Introduction In this essay I shall seek to outline what has come to be referred to as the Humean Theory of Reasons (HTR). I will subsequently go on to discuss the moral implications of HTR, surrounding the incompatibility with notions of moral absolutism and universalism. A possible Korsgaardian response to Hume will then be proposed, suggesting that it may in some cases be irrational to act immorally, but only if one’s actions are not compatible with one’s desired end. I will conclude that the question of whether it is irrational to act immorally gives rise to a number of issues if HTR or a Korsgaardian position is to be accepted. Nevertheless, I argue that each of these is more compelling in its answer than an externalist alternative due to a potential capacity to explain why one acts in a certain way.
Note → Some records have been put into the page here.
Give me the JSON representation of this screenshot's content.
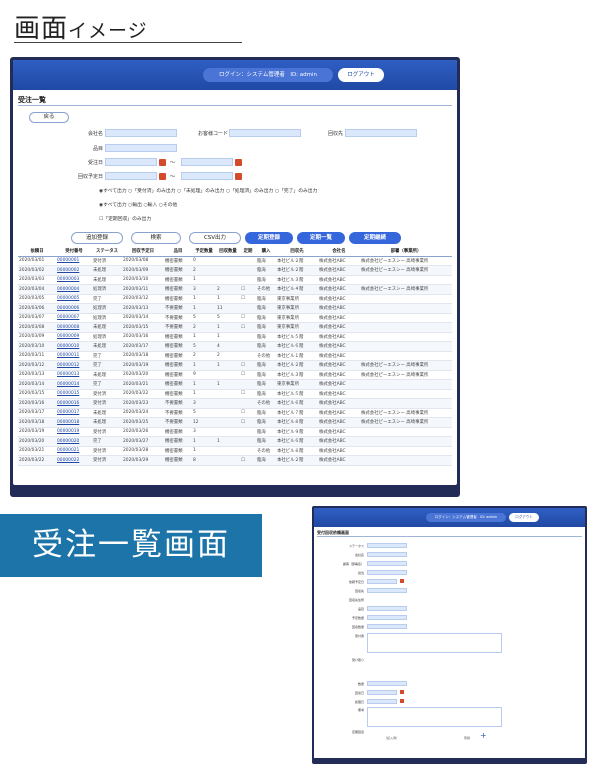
{
  "heading": {
    "main": "画面",
    "sub": "イメージ"
  },
  "caption": "受注一覧画面",
  "app": {
    "login_info": "ログイン：システム管理者　ID: admin",
    "logout": "ログアウト",
    "screen_title": "受注一覧",
    "search_btn": "戻る",
    "filters": {
      "company": "会社名",
      "shop_code": "お客様コード",
      "collection": "回収先",
      "product": "品目",
      "received_date": "受注日",
      "collect_date": "回収予定日"
    },
    "tilde": "〜",
    "radio_line1": "◉すべて出力 ○「受付済」のみ出力 ○「未処理」のみ出力 ○「処理済」のみ出力 ○「完了」のみ出力",
    "radio_line2": "◉すべて出力 ○輸出 ○輸入 ○その他",
    "check_line": "☐「定期回収」のみ出力",
    "buttons": {
      "add": "追加登録",
      "search": "検索",
      "csv": "CSV出力",
      "periodic_reg": "定期登録",
      "periodic_list": "定期一覧",
      "periodic_continue": "定期継続"
    },
    "columns": [
      "依頼日",
      "受付番号",
      "ステータス",
      "回収予定日",
      "品目",
      "予定数量",
      "回収数量",
      "定期",
      "購入",
      "回収先",
      "会社名",
      "部署（事業所）"
    ],
    "rows": [
      [
        "2020/03/01",
        "00000001",
        "受付済",
        "2020/03/08",
        "機密書類",
        "0",
        "",
        "",
        "臨海",
        "本社ビル２階",
        "株式会社ABC",
        "株式会社ピーエスシー 高崎事業所"
      ],
      [
        "2020/03/02",
        "00000002",
        "未処理",
        "2020/03/09",
        "機密書類",
        "2",
        "",
        "",
        "臨海",
        "本社ビル２階",
        "株式会社ABC",
        "株式会社ピーエスシー 高崎事業所"
      ],
      [
        "2020/03/03",
        "00000003",
        "未処理",
        "2020/03/10",
        "機密書類",
        "1",
        "",
        "",
        "臨海",
        "本社ビル３階",
        "株式会社ABC",
        ""
      ],
      [
        "2020/03/04",
        "00000004",
        "処理済",
        "2020/03/11",
        "機密書類",
        "3",
        "2",
        "☐",
        "その他",
        "本社ビル４階",
        "株式会社ABC",
        "株式会社ピーエスシー 高崎事業所"
      ],
      [
        "2020/03/05",
        "00000005",
        "完了",
        "2020/03/12",
        "機密書類",
        "1",
        "1",
        "☐",
        "臨海",
        "東京事業所",
        "株式会社ABC",
        ""
      ],
      [
        "2020/03/06",
        "00000006",
        "処理済",
        "2020/03/13",
        "不要書類",
        "1",
        "11",
        "",
        "臨海",
        "東京事業所",
        "株式会社ABC",
        ""
      ],
      [
        "2020/03/07",
        "00000007",
        "処理済",
        "2020/03/14",
        "不要書類",
        "5",
        "5",
        "☐",
        "臨海",
        "東京事業所",
        "株式会社ABC",
        ""
      ],
      [
        "2020/03/08",
        "00000008",
        "未処理",
        "2020/03/15",
        "不要書類",
        "2",
        "1",
        "☐",
        "臨海",
        "東京事業所",
        "株式会社ABC",
        ""
      ],
      [
        "2020/03/09",
        "00000009",
        "処理済",
        "2020/03/16",
        "機密書類",
        "1",
        "1",
        "",
        "臨海",
        "本社ビル５階",
        "株式会社ABC",
        ""
      ],
      [
        "2020/03/10",
        "00000010",
        "未処理",
        "2020/03/17",
        "機密書類",
        "5",
        "4",
        "",
        "臨海",
        "本社ビル６階",
        "株式会社ABC",
        ""
      ],
      [
        "2020/03/11",
        "00000011",
        "完了",
        "2020/03/18",
        "機密書類",
        "2",
        "2",
        "",
        "その他",
        "本社ビル１階",
        "株式会社ABC",
        ""
      ],
      [
        "2020/03/12",
        "00000012",
        "完了",
        "2020/03/19",
        "機密書類",
        "1",
        "1",
        "☐",
        "臨海",
        "本社ビル２階",
        "株式会社ABC",
        "株式会社ピーエスシー 高崎事業所"
      ],
      [
        "2020/03/13",
        "00000013",
        "未処理",
        "2020/03/20",
        "機密書類",
        "9",
        "",
        "☐",
        "臨海",
        "本社ビル３階",
        "株式会社ABC",
        "株式会社ピーエスシー 高崎事業所"
      ],
      [
        "2020/03/14",
        "00000014",
        "完了",
        "2020/03/21",
        "機密書類",
        "1",
        "1",
        "",
        "臨海",
        "東京事業所",
        "株式会社ABC",
        ""
      ],
      [
        "2020/03/15",
        "00000015",
        "受付済",
        "2020/03/22",
        "機密書類",
        "1",
        "",
        "☐",
        "臨海",
        "本社ビル５階",
        "株式会社ABC",
        ""
      ],
      [
        "2020/03/16",
        "00000016",
        "受付済",
        "2020/03/23",
        "不要書類",
        "3",
        "",
        "",
        "その他",
        "本社ビル６階",
        "株式会社ABC",
        ""
      ],
      [
        "2020/03/17",
        "00000017",
        "未処理",
        "2020/03/24",
        "不要書類",
        "5",
        "",
        "☐",
        "臨海",
        "本社ビル７階",
        "株式会社ABC",
        "株式会社ピーエスシー 高崎事業所"
      ],
      [
        "2020/03/18",
        "00000018",
        "未処理",
        "2020/03/25",
        "不要書類",
        "12",
        "",
        "☐",
        "臨海",
        "本社ビル８階",
        "株式会社ABC",
        "株式会社ピーエスシー 高崎事業所"
      ],
      [
        "2020/03/19",
        "00000019",
        "受付済",
        "2020/03/26",
        "機密書類",
        "3",
        "",
        "",
        "臨海",
        "本社ビル９階",
        "株式会社ABC",
        ""
      ],
      [
        "2020/03/20",
        "00000020",
        "完了",
        "2020/03/27",
        "機密書類",
        "1",
        "1",
        "",
        "臨海",
        "本社ビル６階",
        "株式会社ABC",
        ""
      ],
      [
        "2020/03/21",
        "00000021",
        "受付済",
        "2020/03/28",
        "機密書類",
        "1",
        "",
        "",
        "その他",
        "本社ビル８階",
        "株式会社ABC",
        ""
      ],
      [
        "2020/03/22",
        "00000022",
        "受付済",
        "2020/03/29",
        "機密書類",
        "8",
        "",
        "☐",
        "臨海",
        "本社ビル２階",
        "株式会社ABC",
        ""
      ]
    ]
  },
  "thumb": {
    "login_info": "ログイン：システム管理者　ID: admin",
    "logout": "ログアウト",
    "title": "受付回収依頼画面",
    "fields": [
      "ステータス",
      "会社名",
      "顧客（部署名）",
      "担当",
      "依頼予定日",
      "回収先",
      "回収先住所",
      "品目",
      "予定数量",
      "回収数量",
      "受付者",
      "受け取り",
      "数量",
      "回収日",
      "処理日",
      "備考",
      "定期回収"
    ],
    "note": "（記入例）",
    "save": "登録"
  }
}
Compatibilist like Peter van Inwagen believes that freedom can be present or absent in any situations. One of the famous Consequence Argument on compatibilism is by Peter van Inwagen who says: “If determinism is true, then our acts are the consequences of the laws of nature and events in the remote past. But it is not up to us what went on before we were born, and neither is it up to us what the laws of nature are. Therefore, the consequences of these things (including our present acts) are not up to us. "1 The contradiction here is that human cannot refrain from performing free will.
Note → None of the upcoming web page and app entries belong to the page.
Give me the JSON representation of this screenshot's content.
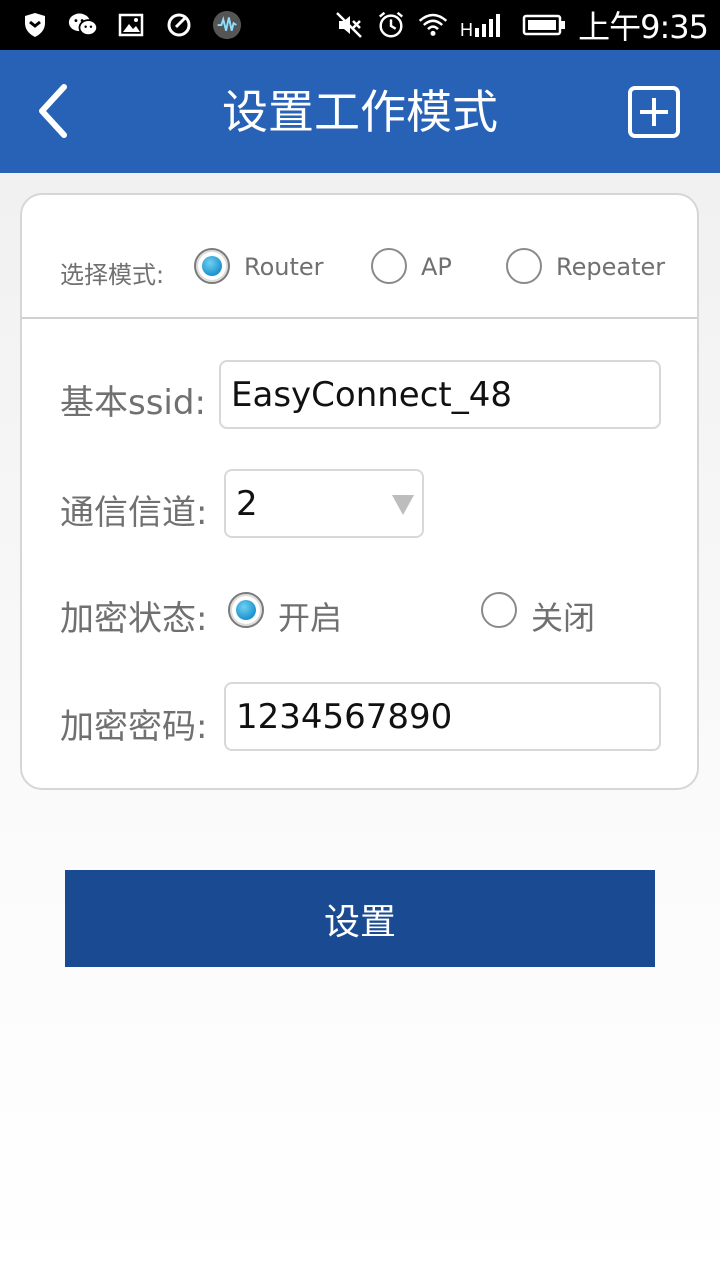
{
  "status_bar": {
    "time": "上午9:35",
    "left_icons": [
      "shield-icon",
      "wechat-icon",
      "image-icon",
      "clean-icon",
      "audio-app-icon"
    ],
    "right_icons": [
      "mute-icon",
      "alarm-icon",
      "wifi-icon",
      "signal-icon",
      "battery-icon"
    ]
  },
  "header": {
    "title": "设置工作模式",
    "back_icon": "chevron-left-icon",
    "add_icon": "plus-square-icon"
  },
  "mode": {
    "label": "选择模式:",
    "options": [
      "Router",
      "AP",
      "Repeater"
    ],
    "selected": "Router"
  },
  "ssid": {
    "label": "基本ssid:",
    "value": "EasyConnect_48"
  },
  "channel": {
    "label": "通信信道:",
    "value": "2"
  },
  "encryption": {
    "label": "加密状态:",
    "options": [
      "开启",
      "关闭"
    ],
    "selected": "开启"
  },
  "password": {
    "label": "加密密码:",
    "value": "1234567890"
  },
  "submit": {
    "label": "设置"
  },
  "colors": {
    "header_bg": "#2762b7",
    "button_bg": "#1a4a92",
    "radio_accent": "#1e93cf"
  }
}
Next we’ll define “perceptual justification.” Perceptual justification, one of James Pryor’s main interests, is a justification rooted from conscious perceptual experiences. Many philosophers, such as Alvin Goldman, object to this type of justification claiming that perceptual experiences are not always reliable for one to know something. Alternatively, he focuses on the mechanisms responsible for one’s perceptual experiences. The reasoning entailed in perceptual justification can be broken down further to propositional justification and doxastic justification, which includes propositional justification. Propositional justification can be defined when a Subject “S” possesses propositional justification for the belief that some proposition “P” if and only if they have good reason to believe that proposi... ... middle of paper ... ...ate first encounter justification.
Second, it could be unsound: even though the conclusion is entailed by the premises, at least one of the premises is false. INDUCTIVE ARGUMENT A successful inductive argument is an argument whose conclusion is supported by its premises. If the premises are true, the conclusion is likely to be true, but it is still possible that the conclusion is false. So inductive arguments are not described as ‘valid’ or ‘sound’. © Michael Lacewing But they can also go wrong in just two ways.
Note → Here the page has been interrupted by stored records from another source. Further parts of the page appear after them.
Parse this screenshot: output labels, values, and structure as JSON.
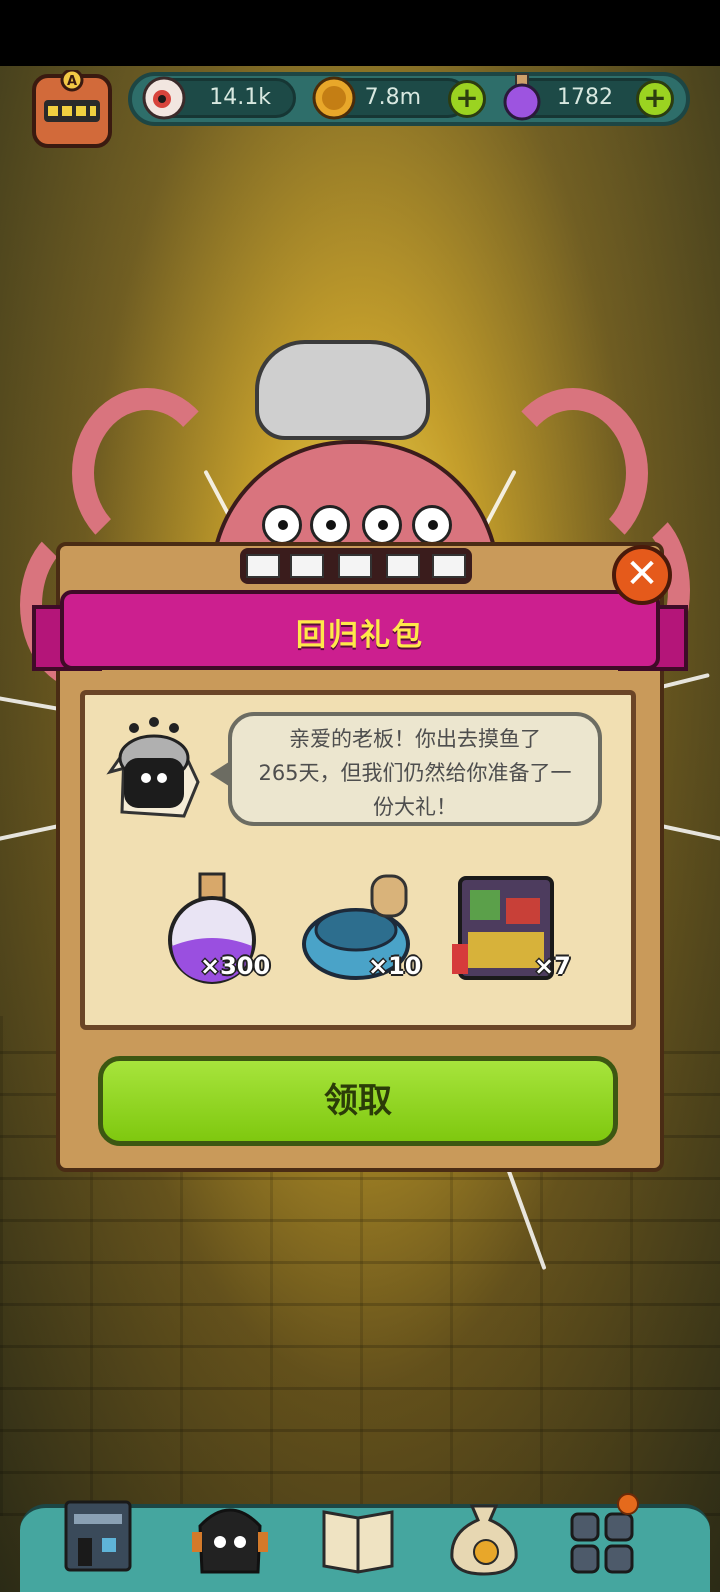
{
  "hud": {
    "eyes": {
      "icon": "eyeball-icon",
      "value": "14.1k"
    },
    "coins": {
      "icon": "gold-coin-icon",
      "value": "7.8m",
      "add_icon": "plus-icon"
    },
    "potions": {
      "icon": "purple-potion-icon",
      "value": "1782",
      "add_icon": "plus-icon"
    },
    "avatar_badge": "A"
  },
  "dialog": {
    "title": "回归礼包",
    "message_line1": "亲爱的老板！你出去摸鱼了",
    "message_line2": "265天，但我们仍然给你准备了一",
    "message_line3": "份大礼！",
    "rewards": [
      {
        "icon": "purple-potion-icon",
        "quantity": "×300"
      },
      {
        "icon": "blue-pot-icon",
        "quantity": "×10"
      },
      {
        "icon": "treasure-chest-icon",
        "quantity": "×7"
      }
    ],
    "claim_label": "领取",
    "close_icon": "close-icon"
  },
  "colors": {
    "ribbon": "#cc1f8f",
    "title_text": "#ffe84a",
    "claim_button": "#8fd620",
    "close_button": "#e55a1b",
    "hud_bar": "#2e6e6a"
  },
  "bottom_nav": [
    {
      "icon": "building-icon"
    },
    {
      "icon": "monster-icon"
    },
    {
      "icon": "book-icon"
    },
    {
      "icon": "money-bag-icon"
    },
    {
      "icon": "grid-menu-icon",
      "badge": true
    }
  ]
}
Mill writes that “… when he begins to deduce from this precept [the universal law test] any of the actual duties on morality, he fails … to show that there would be any contradiction, any logical impossibility, in the adoption by all rational beings of the most outrageously immoral rules of conduct” ( Troyer 97). In defending his own moral theory, Mill gives a similar example to Kant’s, explaining how the principle of utility does not justify lying. Mill writes that “… it would often be expedient … to tell a lie. But inasmuch as the cultivation in ourselves of a sensitive feeling on the subject of veracity is one of the most useful… and inasmuch as any, even unintentional, deviation from truth does that much toward weakening the trustworthiness of human assertion… [a person who lies] acts as one of their own worst enemies” (Troyer 112). Mill’s rejection of lying as right course of action is based on the negative consequences it